• Material shown:
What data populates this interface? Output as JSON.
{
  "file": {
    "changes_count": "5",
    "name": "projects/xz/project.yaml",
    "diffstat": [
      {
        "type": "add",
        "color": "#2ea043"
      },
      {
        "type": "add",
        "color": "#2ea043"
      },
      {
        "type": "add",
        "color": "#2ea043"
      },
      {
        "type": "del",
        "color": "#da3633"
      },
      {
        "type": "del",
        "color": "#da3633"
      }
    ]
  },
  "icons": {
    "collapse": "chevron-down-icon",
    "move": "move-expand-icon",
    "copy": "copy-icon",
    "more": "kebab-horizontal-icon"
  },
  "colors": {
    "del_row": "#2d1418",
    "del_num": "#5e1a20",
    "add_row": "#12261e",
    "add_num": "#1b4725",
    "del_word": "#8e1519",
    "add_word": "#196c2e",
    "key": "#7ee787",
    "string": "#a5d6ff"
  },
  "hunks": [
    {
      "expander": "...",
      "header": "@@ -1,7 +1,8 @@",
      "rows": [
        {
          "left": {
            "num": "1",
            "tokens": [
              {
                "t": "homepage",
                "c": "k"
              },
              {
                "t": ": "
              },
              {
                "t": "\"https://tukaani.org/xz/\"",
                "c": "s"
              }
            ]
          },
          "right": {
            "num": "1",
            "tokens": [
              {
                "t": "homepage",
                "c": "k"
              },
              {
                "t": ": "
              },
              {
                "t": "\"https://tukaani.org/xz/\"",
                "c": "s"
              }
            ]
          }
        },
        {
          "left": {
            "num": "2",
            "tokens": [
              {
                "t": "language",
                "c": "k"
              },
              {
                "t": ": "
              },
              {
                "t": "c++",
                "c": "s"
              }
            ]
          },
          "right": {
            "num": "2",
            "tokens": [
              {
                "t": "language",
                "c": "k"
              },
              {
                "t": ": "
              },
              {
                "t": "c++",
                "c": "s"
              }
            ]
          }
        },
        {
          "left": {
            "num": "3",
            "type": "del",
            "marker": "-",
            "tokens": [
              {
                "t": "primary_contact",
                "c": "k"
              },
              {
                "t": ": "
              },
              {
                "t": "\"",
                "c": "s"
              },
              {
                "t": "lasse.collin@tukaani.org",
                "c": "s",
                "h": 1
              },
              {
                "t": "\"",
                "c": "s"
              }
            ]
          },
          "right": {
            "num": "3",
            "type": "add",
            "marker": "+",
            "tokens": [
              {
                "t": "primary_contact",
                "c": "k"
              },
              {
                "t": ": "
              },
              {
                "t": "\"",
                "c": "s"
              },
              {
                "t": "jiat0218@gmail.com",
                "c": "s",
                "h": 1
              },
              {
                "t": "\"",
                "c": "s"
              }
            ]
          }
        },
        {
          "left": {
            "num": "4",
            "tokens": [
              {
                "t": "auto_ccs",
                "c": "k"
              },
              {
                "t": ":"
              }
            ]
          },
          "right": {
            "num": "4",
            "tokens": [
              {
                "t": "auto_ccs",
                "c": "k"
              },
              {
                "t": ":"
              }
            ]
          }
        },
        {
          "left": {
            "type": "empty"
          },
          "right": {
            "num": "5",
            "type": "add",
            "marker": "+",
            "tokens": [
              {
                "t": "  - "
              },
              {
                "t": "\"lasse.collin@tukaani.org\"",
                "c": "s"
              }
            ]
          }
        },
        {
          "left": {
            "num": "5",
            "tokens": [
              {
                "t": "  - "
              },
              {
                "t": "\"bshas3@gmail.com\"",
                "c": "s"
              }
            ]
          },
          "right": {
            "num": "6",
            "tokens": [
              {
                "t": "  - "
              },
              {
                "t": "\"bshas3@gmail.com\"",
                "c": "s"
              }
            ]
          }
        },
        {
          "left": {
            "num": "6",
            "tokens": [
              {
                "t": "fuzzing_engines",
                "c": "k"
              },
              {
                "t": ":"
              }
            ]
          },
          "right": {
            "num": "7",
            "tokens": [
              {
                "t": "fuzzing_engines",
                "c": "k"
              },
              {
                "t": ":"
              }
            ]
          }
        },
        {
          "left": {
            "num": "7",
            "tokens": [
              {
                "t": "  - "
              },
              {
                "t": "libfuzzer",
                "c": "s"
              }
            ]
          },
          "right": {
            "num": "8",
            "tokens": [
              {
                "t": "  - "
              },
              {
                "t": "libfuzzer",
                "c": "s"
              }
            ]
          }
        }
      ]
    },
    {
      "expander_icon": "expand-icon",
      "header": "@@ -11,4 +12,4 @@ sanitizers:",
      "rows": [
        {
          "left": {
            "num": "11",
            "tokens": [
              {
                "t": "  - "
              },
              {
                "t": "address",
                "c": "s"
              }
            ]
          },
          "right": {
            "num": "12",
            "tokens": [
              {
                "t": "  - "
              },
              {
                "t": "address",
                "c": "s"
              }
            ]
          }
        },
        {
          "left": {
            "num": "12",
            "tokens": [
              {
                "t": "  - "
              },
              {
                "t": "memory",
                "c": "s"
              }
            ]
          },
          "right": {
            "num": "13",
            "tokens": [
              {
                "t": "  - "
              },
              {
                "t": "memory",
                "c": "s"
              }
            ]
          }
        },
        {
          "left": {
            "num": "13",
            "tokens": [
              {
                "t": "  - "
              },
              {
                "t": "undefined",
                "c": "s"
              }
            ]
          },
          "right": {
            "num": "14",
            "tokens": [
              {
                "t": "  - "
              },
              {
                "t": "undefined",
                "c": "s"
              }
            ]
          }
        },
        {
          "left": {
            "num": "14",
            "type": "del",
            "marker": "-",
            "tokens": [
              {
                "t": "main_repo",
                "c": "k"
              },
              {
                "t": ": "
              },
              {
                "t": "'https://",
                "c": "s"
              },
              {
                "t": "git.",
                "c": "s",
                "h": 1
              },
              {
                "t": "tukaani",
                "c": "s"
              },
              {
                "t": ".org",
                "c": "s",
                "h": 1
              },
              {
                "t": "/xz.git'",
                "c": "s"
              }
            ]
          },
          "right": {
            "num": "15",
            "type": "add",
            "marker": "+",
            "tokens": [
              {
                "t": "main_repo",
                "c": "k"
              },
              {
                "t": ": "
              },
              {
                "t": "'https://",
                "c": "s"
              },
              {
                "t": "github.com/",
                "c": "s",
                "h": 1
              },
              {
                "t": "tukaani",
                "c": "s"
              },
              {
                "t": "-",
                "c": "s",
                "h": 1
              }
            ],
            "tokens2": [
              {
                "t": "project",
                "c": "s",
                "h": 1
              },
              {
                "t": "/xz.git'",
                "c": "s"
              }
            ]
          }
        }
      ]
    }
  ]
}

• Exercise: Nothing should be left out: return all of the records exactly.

• Output for this exercise:
What data populates this interface? Output as JSON.
{
  "file": {
    "changes_count": "5",
    "name": "projects/xz/project.yaml",
    "diffstat": [
      {
        "type": "add",
        "color": "#2ea043"
      },
      {
        "type": "add",
        "color": "#2ea043"
      },
      {
        "type": "add",
        "color": "#2ea043"
      },
      {
        "type": "del",
        "color": "#da3633"
      },
      {
        "type": "del",
        "color": "#da3633"
      }
    ]
  },
  "icons": {
    "collapse": "chevron-down-icon",
    "move": "move-expand-icon",
    "copy": "copy-icon",
    "more": "kebab-horizontal-icon"
  },
  "colors": {
    "del_row": "#2d1418",
    "del_num": "#5e1a20",
    "add_row": "#12261e",
    "add_num": "#1b4725",
    "del_word": "#8e1519",
    "add_word": "#196c2e",
    "key": "#7ee787",
    "string": "#a5d6ff"
  },
  "hunks": [
    {
      "expander": "...",
      "header": "@@ -1,7 +1,8 @@",
      "rows": [
        {
          "left": {
            "num": "1",
            "tokens": [
              {
                "t": "homepage",
                "c": "k"
              },
              {
                "t": ": "
              },
              {
                "t": "\"https://tukaani.org/xz/\"",
                "c": "s"
              }
            ]
          },
          "right": {
            "num": "1",
            "tokens": [
              {
                "t": "homepage",
                "c": "k"
              },
              {
                "t": ": "
              },
              {
                "t": "\"https://tukaani.org/xz/\"",
                "c": "s"
              }
            ]
          }
        },
        {
          "left": {
            "num": "2",
            "tokens": [
              {
                "t": "language",
                "c": "k"
              },
              {
                "t": ": "
              },
              {
                "t": "c++",
                "c": "s"
              }
            ]
          },
          "right": {
            "num": "2",
            "tokens": [
              {
                "t": "language",
                "c": "k"
              },
              {
                "t": ": "
              },
              {
                "t": "c++",
                "c": "s"
              }
            ]
          }
        },
        {
          "left": {
            "num": "3",
            "type": "del",
            "marker": "-",
            "tokens": [
              {
                "t": "primary_contact",
                "c": "k"
              },
              {
                "t": ": "
              },
              {
                "t": "\"",
                "c": "s"
              },
              {
                "t": "lasse.collin@tukaani.org",
                "c": "s",
                "h": 1
              },
              {
                "t": "\"",
                "c": "s"
              }
            ]
          },
          "right": {
            "num": "3",
            "type": "add",
            "marker": "+",
            "tokens": [
              {
                "t": "primary_contact",
                "c": "k"
              },
              {
                "t": ": "
              },
              {
                "t": "\"",
                "c": "s"
              },
              {
                "t": "jiat0218@gmail.com",
                "c": "s",
                "h": 1
              },
              {
                "t": "\"",
                "c": "s"
              }
            ]
          }
        },
        {
          "left": {
            "num": "4",
            "tokens": [
              {
                "t": "auto_ccs",
                "c": "k"
              },
              {
                "t": ":"
              }
            ]
          },
          "right": {
            "num": "4",
            "tokens": [
              {
                "t": "auto_ccs",
                "c": "k"
              },
              {
                "t": ":"
              }
            ]
          }
        },
        {
          "left": {
            "type": "empty"
          },
          "right": {
            "num": "5",
            "type": "add",
            "marker": "+",
            "tokens": [
              {
                "t": "  - "
              },
              {
                "t": "\"lasse.collin@tukaani.org\"",
                "c": "s"
              }
            ]
          }
        },
        {
          "left": {
            "num": "5",
            "tokens": [
              {
                "t": "  - "
              },
              {
                "t": "\"bshas3@gmail.com\"",
                "c": "s"
              }
            ]
          },
          "right": {
            "num": "6",
            "tokens": [
              {
                "t": "  - "
              },
              {
                "t": "\"bshas3@gmail.com\"",
                "c": "s"
              }
            ]
          }
        },
        {
          "left": {
            "num": "6",
            "tokens": [
              {
                "t": "fuzzing_engines",
                "c": "k"
              },
              {
                "t": ":"
              }
            ]
          },
          "right": {
            "num": "7",
            "tokens": [
              {
                "t": "fuzzing_engines",
                "c": "k"
              },
              {
                "t": ":"
              }
            ]
          }
        },
        {
          "left": {
            "num": "7",
            "tokens": [
              {
                "t": "  - "
              },
              {
                "t": "libfuzzer",
                "c": "s"
              }
            ]
          },
          "right": {
            "num": "8",
            "tokens": [
              {
                "t": "  - "
              },
              {
                "t": "libfuzzer",
                "c": "s"
              }
            ]
          }
        }
      ]
    },
    {
      "expander_icon": "expand-icon",
      "header": "@@ -11,4 +12,4 @@ sanitizers:",
      "rows": [
        {
          "left": {
            "num": "11",
            "tokens": [
              {
                "t": "  - "
              },
              {
                "t": "address",
                "c": "s"
              }
            ]
          },
          "right": {
            "num": "12",
            "tokens": [
              {
                "t": "  - "
              },
              {
                "t": "address",
                "c": "s"
              }
            ]
          }
        },
        {
          "left": {
            "num": "12",
            "tokens": [
              {
                "t": "  - "
              },
              {
                "t": "memory",
                "c": "s"
              }
            ]
          },
          "right": {
            "num": "13",
            "tokens": [
              {
                "t": "  - "
              },
              {
                "t": "memory",
                "c": "s"
              }
            ]
          }
        },
        {
          "left": {
            "num": "13",
            "tokens": [
              {
                "t": "  - "
              },
              {
                "t": "undefined",
                "c": "s"
              }
            ]
          },
          "right": {
            "num": "14",
            "tokens": [
              {
                "t": "  - "
              },
              {
                "t": "undefined",
                "c": "s"
              }
            ]
          }
        },
        {
          "left": {
            "num": "14",
            "type": "del",
            "marker": "-",
            "tokens": [
              {
                "t": "main_repo",
                "c": "k"
              },
              {
                "t": ": "
              },
              {
                "t": "'https://",
                "c": "s"
              },
              {
                "t": "git.",
                "c": "s",
                "h": 1
              },
              {
                "t": "tukaani",
                "c": "s"
              },
              {
                "t": ".org",
                "c": "s",
                "h": 1
              },
              {
                "t": "/xz.git'",
                "c": "s"
              }
            ]
          },
          "right": {
            "num": "15",
            "type": "add",
            "marker": "+",
            "tokens": [
              {
                "t": "main_repo",
                "c": "k"
              },
              {
                "t": ": "
              },
              {
                "t": "'https://",
                "c": "s"
              },
              {
                "t": "github.com/",
                "c": "s",
                "h": 1
              },
              {
                "t": "tukaani",
                "c": "s"
              },
              {
                "t": "-",
                "c": "s",
                "h": 1
              }
            ],
            "tokens2": [
              {
                "t": "project",
                "c": "s",
                "h": 1
              },
              {
                "t": "/xz.git'",
                "c": "s"
              }
            ]
          }
        }
      ]
    }
  ]
}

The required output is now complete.